Sunday—and some history
Informal national curfew

The seriousness of the COVID-19 outbreak currently spreading across the country is visible in terms of people’s awareness of the disease. The coronavirus seems to be all everyone talks about lately. But the problem with the oubreak also lies in people’s awareness or rather the lack of it: nobody cares for social distancing and nobody cares for hygiene in public.

The Prime Minister, Mr Narendra Modi, gave a rather dramatic call for a janta curfew, a self-imposed curfew lasting all through the day. He also encouraged people to come out on their balconies at 5 pm and clap in appreciation of essential service workers helping society to make it through this outbreak. While some were responsible, most people promptly gathered in masses maintaining barely a couple of feet between one another and clapped and made conversation for at least half-an-hour.

I suspect this janata curfew is a precursor to a legal curfew.
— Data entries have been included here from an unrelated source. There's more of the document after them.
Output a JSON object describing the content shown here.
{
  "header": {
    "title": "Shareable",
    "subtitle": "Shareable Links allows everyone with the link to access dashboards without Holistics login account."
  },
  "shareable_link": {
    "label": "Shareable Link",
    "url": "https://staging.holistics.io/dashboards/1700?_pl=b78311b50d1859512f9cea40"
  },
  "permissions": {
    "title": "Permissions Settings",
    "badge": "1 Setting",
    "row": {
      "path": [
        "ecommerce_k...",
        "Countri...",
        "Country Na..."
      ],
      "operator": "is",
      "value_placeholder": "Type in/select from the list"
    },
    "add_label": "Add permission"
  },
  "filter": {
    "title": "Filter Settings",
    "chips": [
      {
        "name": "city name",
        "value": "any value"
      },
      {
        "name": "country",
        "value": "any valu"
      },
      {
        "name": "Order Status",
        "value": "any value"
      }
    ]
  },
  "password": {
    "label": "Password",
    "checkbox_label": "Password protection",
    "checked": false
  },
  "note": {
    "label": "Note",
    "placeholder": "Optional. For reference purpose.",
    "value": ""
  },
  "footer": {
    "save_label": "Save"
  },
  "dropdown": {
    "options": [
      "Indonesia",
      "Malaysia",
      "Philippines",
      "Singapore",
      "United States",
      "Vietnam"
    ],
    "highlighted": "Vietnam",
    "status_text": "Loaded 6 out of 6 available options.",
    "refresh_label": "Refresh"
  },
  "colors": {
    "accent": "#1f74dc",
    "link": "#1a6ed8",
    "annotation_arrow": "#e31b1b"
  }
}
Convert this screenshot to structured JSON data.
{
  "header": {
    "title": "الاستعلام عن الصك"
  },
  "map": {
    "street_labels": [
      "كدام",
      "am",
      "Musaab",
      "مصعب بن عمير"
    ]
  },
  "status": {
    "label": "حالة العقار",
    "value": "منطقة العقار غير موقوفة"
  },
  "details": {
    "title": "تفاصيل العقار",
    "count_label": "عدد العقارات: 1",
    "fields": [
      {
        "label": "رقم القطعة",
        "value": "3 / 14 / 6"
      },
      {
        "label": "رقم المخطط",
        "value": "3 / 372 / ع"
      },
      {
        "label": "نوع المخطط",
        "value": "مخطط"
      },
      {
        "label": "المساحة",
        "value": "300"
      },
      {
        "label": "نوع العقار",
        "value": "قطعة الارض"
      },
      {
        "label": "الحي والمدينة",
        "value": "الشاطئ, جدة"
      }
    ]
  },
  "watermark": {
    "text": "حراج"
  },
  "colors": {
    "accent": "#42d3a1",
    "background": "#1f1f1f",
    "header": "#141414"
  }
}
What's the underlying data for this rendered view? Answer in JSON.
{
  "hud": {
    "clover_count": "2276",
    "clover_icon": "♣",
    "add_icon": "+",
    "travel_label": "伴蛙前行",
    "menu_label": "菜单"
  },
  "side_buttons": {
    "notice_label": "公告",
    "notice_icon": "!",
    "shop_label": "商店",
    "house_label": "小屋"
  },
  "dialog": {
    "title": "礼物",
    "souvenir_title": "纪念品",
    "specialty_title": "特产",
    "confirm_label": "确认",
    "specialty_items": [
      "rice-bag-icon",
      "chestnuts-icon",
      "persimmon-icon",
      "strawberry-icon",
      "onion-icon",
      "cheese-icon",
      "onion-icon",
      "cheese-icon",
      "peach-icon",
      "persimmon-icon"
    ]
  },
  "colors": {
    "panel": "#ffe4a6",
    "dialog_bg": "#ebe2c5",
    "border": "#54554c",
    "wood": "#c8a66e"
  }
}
In some ways it is a clever move, in others it seems like a characteristically diabolical method to make people do the government’s bidding by making them feel like it was their own idea all along. But from a purely scientific standpoint I support its positive effects.

At 9 pm, when the self-imposed curfew ended, about 90 districts were locked down—including the one I live in—for the remainder of the month. These were the only districts where COVID-19 cases have been reported although I, like many others, suspect the true number of cases in India far exceeds the reported number which comes only from tests doctors across the country have chosen to perform.